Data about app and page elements
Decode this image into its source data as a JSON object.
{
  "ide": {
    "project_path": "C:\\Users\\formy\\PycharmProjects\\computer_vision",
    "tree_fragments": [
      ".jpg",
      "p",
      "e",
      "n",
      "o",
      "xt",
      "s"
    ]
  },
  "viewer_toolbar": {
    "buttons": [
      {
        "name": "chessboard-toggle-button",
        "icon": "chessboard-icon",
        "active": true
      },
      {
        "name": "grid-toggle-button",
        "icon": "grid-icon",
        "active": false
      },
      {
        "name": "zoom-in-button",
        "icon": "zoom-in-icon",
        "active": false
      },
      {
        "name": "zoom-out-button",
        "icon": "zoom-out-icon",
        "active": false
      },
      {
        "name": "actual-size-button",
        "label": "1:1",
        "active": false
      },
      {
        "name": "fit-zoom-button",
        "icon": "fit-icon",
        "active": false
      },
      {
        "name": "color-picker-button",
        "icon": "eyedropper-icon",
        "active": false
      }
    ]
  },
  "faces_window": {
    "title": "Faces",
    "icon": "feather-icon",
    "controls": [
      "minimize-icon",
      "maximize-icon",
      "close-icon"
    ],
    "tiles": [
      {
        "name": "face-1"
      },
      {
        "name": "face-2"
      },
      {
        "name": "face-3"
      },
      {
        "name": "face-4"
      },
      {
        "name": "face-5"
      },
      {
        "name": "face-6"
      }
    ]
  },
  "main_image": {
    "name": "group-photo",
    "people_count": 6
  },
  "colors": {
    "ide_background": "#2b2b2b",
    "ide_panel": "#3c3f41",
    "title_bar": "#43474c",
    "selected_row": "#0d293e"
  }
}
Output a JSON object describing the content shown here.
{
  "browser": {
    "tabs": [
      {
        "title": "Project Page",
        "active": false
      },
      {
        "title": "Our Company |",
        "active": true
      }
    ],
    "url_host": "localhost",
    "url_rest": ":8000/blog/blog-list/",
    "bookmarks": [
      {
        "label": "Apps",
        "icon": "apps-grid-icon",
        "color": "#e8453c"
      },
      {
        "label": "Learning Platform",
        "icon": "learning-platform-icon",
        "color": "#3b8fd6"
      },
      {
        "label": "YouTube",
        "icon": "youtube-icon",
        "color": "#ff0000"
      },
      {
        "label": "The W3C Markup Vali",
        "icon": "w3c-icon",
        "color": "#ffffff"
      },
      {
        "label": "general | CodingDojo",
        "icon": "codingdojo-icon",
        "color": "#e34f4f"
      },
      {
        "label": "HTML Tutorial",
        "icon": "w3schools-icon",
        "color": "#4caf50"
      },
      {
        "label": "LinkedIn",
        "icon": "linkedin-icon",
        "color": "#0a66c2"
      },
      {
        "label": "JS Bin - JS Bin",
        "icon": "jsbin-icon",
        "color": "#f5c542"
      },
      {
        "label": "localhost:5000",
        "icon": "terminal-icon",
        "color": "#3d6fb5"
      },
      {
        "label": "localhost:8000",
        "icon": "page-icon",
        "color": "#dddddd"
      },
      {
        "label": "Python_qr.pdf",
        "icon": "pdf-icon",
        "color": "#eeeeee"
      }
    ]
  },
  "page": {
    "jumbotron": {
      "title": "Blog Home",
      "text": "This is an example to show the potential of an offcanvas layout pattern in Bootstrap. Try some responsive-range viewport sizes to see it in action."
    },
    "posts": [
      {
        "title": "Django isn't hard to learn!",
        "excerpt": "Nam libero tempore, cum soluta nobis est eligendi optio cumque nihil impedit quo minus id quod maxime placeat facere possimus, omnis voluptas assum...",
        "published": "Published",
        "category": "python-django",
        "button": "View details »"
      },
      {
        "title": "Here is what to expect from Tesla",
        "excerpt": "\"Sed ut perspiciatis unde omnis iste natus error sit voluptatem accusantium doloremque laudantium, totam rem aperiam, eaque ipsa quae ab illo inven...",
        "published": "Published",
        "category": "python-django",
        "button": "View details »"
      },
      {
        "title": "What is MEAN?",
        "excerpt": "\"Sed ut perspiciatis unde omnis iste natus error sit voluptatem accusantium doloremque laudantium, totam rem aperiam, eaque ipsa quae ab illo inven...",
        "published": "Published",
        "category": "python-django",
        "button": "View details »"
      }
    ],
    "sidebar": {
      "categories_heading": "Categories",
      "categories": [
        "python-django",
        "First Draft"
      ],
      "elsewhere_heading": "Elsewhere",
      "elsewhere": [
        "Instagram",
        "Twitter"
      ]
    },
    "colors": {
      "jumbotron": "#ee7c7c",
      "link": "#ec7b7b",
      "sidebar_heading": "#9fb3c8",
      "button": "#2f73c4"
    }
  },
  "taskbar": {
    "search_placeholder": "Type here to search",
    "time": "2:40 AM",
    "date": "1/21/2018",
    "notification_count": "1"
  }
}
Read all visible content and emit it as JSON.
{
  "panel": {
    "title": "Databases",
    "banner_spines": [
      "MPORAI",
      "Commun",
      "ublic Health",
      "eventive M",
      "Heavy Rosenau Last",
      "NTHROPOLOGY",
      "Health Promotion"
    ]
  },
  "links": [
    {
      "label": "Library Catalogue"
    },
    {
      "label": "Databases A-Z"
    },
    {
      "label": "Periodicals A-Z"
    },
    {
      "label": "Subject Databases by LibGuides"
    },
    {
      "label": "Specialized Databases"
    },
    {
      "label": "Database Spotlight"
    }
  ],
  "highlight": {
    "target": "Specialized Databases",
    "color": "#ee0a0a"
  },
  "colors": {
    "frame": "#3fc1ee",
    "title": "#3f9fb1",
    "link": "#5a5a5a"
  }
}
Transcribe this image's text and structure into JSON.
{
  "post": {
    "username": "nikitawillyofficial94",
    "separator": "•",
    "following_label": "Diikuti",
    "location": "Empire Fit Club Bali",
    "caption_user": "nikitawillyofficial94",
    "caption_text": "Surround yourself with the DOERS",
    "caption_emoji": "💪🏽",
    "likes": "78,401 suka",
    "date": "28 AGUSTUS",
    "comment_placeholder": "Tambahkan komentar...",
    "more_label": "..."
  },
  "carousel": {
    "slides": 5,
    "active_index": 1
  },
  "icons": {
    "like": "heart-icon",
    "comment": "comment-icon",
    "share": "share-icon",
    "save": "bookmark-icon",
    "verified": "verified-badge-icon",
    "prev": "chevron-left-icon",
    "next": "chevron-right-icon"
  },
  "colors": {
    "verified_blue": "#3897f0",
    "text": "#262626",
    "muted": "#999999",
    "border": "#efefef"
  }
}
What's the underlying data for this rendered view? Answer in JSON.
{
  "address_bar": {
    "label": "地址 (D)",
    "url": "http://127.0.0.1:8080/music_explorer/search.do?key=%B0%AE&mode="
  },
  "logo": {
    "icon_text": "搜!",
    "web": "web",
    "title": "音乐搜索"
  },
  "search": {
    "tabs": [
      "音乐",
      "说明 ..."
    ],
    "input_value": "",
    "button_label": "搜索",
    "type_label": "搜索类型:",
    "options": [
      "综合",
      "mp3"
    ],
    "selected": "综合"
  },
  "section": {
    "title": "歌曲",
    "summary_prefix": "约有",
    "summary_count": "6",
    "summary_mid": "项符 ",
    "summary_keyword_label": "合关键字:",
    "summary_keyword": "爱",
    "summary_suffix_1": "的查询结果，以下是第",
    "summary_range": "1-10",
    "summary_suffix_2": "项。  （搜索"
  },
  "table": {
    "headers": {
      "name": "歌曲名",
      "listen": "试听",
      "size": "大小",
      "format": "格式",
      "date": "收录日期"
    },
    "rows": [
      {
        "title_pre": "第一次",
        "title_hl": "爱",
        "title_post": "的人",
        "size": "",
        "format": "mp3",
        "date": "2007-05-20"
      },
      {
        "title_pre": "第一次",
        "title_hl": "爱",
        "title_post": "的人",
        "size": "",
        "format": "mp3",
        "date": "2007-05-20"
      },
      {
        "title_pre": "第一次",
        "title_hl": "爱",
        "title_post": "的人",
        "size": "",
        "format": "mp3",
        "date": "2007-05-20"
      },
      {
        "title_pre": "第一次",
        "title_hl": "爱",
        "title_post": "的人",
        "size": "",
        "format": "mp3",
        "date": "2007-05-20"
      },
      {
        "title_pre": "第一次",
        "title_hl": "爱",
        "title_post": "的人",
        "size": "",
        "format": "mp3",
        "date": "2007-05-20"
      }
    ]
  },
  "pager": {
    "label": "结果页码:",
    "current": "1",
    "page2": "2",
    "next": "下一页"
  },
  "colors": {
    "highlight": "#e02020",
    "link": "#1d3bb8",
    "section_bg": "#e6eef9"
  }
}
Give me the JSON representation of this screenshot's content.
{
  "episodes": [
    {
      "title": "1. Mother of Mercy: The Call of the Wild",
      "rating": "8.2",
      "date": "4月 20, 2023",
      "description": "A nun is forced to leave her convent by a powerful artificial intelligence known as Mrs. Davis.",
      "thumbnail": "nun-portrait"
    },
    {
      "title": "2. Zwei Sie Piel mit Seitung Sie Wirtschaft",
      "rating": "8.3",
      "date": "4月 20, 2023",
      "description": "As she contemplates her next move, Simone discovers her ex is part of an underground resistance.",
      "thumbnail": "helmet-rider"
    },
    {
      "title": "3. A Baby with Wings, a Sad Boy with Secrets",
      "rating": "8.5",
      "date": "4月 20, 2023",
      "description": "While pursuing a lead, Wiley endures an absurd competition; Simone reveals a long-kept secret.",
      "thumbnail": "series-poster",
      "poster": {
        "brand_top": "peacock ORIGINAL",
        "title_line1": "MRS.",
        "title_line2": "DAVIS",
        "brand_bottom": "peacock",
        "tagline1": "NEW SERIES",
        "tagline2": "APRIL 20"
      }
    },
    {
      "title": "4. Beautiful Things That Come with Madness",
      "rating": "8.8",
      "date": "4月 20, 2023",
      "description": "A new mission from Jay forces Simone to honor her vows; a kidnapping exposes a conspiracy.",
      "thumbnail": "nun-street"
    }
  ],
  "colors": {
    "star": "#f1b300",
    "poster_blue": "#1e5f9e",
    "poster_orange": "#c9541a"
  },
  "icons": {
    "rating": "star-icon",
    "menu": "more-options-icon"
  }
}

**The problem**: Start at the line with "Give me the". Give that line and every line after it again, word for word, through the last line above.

**Expected answer**:
Give me the JSON representation of this screenshot's content.
{
  "episodes": [
    {
      "title": "1. Mother of Mercy: The Call of the Wild",
      "rating": "8.2",
      "date": "4月 20, 2023",
      "description": "A nun is forced to leave her convent by a powerful artificial intelligence known as Mrs. Davis.",
      "thumbnail": "nun-portrait"
    },
    {
      "title": "2. Zwei Sie Piel mit Seitung Sie Wirtschaft",
      "rating": "8.3",
      "date": "4月 20, 2023",
      "description": "As she contemplates her next move, Simone discovers her ex is part of an underground resistance.",
      "thumbnail": "helmet-rider"
    },
    {
      "title": "3. A Baby with Wings, a Sad Boy with Secrets",
      "rating": "8.5",
      "date": "4月 20, 2023",
      "description": "While pursuing a lead, Wiley endures an absurd competition; Simone reveals a long-kept secret.",
      "thumbnail": "series-poster",
      "poster": {
        "brand_top": "peacock ORIGINAL",
        "title_line1": "MRS.",
        "title_line2": "DAVIS",
        "brand_bottom": "peacock",
        "tagline1": "NEW SERIES",
        "tagline2": "APRIL 20"
      }
    },
    {
      "title": "4. Beautiful Things That Come with Madness",
      "rating": "8.8",
      "date": "4月 20, 2023",
      "description": "A new mission from Jay forces Simone to honor her vows; a kidnapping exposes a conspiracy.",
      "thumbnail": "nun-street"
    }
  ],
  "colors": {
    "star": "#f1b300",
    "poster_blue": "#1e5f9e",
    "poster_orange": "#c9541a"
  },
  "icons": {
    "rating": "star-icon",
    "menu": "more-options-icon"
  }
}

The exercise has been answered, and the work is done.